This does not by any means imply that there is no longer any place in economics for the law of demand and supply. It has merely been given a new significance, and the usual way of expressing it nowadays is by means of a supply and demand curve, which simply involves translating Gournot's dictum into figures.

The same is true of the law stating that cost of production deter­mines value. There is the same petitio principii here. It is easy enough to see, on the contrary, that the entrepreneur regulates his cost of produc­tion according to price.. The Classical school had realized this as far as one of the elements in the cost of production was concerned, for it was quite emphatic in its teaching that price determined rent, but that rent did not determine price. It is just as true of the other elements. In other words, the second law is just as fallible as the first. It is obviously imperative that the vain quest for causal relations should be abandoned and that economists should be content with the statement that between cost of production and price there exists a kind of equilibrating action in virtue not of any mysterious solidarity which subsists between them, but because the mere absence of equili­brium due either to a diminution or an increase in the quantity of products immediately sets up forces which tend to bring it back to a position of equilibrium. This interdependent relation, which is extremely important in itself and upon which the Hedonists lay great store, is simply one example taken from among many where the value of one thing is just a function of another.

Similar criticism applies to the law of distribution, to the Classical doctrine of wages, interest, and rent. The way the Classical writers treated of these questions was extraordinarily naive. Take the question of rent. You just subtract from the total value of the product wages, interest, and profit, and you are left with rent. Or take the question of profit. In this case you will have to subtract rent, if there is any, then wages and interest, the other component elements, and what remains is profit. Bohm-Bawerk wittily remarks that the saying that wages are determined by the product of labour apparently only amounts to this—that what remains (if any) after the other co-operators have had their share is wages. Each co-partner in turn becomes a residual claimant, and the amount of the residuum is determined by assuming that we already know the share of the other claimants I

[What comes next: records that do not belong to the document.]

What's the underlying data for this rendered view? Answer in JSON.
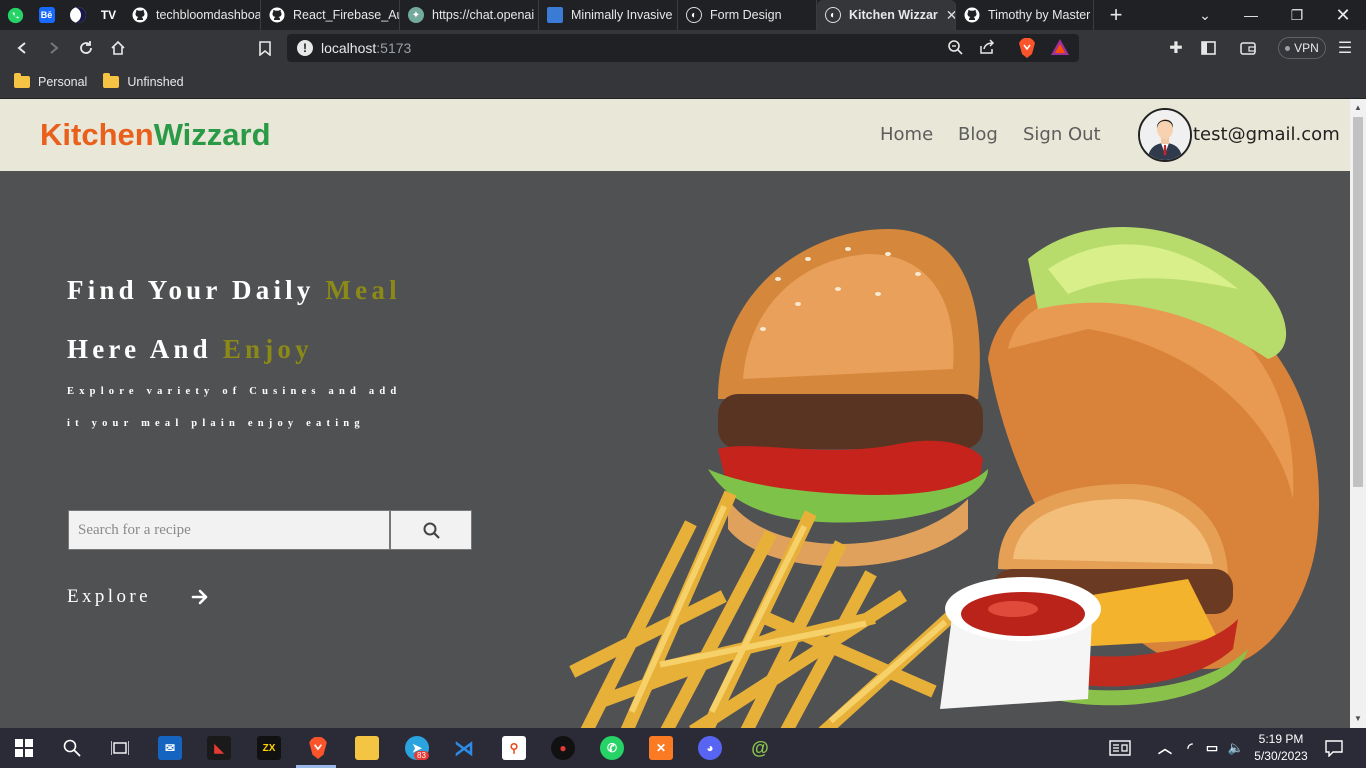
{
  "browser": {
    "tabs": [
      {
        "label": "techbloomdashboa",
        "icon": "github-icon"
      },
      {
        "label": "React_Firebase_Aut",
        "icon": "github-icon"
      },
      {
        "label": "https://chat.openai",
        "icon": "openai-icon"
      },
      {
        "label": "Minimally Invasive",
        "icon": "page-icon"
      },
      {
        "label": "Form Design",
        "icon": "globe-icon"
      },
      {
        "label": "Kitchen Wizzar",
        "icon": "globe-icon",
        "active": true
      },
      {
        "label": "Timothy by Master",
        "icon": "github-icon"
      }
    ],
    "url_host": "localhost",
    "url_port": ":5173",
    "vpn_label": "VPN",
    "bookmarks": [
      "Personal",
      "Unfinshed"
    ]
  },
  "navbar": {
    "logo_part1": "Kitchen",
    "logo_part2": "Wizzard",
    "links": [
      "Home",
      "Blog",
      "Sign Out"
    ],
    "email": "test@gmail.com",
    "colors": {
      "logo_orange": "#e8601c",
      "logo_green": "#2a9a46",
      "navbar_bg": "#e9e7d8"
    }
  },
  "hero": {
    "line1_white": "Find Your Daily",
    "line1_highlight": "Meal",
    "line2_white": "Here And",
    "line2_highlight": "Enjoy",
    "desc1": "Explore variety of Cusines and add",
    "desc2": "it your meal plain enjoy eating",
    "search_placeholder": "Search for a recipe",
    "explore_label": "Explore",
    "colors": {
      "bg": "#505152",
      "highlight": "#8b8a18"
    }
  },
  "taskbar": {
    "time": "5:19 PM",
    "date": "5/30/2023",
    "telegram_badge": "83"
  }
}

The new school refuses any longer to pay honour to this ancient trinity. It is impossible to treat each factor separately because of the intimate connexion between them, and their productive work, as the Hedonists point out, must necessarily be complementary. In any case, before we can determine the relative shares of each we must be certain that our unknown x is not reckoned among the known. This naturally leads them on to the realm of mathematical formulae and equations.

All the Hedonists, however, do not employ mathematics. The Psychological school, especially the Austrian section of it, seems to think that little can be gained by the employment of mathematical formulae. Some of the Mathematical economists, on the other hand, are equally convinced of the futility of psychology, especially of the famous principle of final utility, which is the corner-stone of the Austrian theory.

For the sake of clearness it may be better to take the two branches —the Psychological and the Mathematical—separately.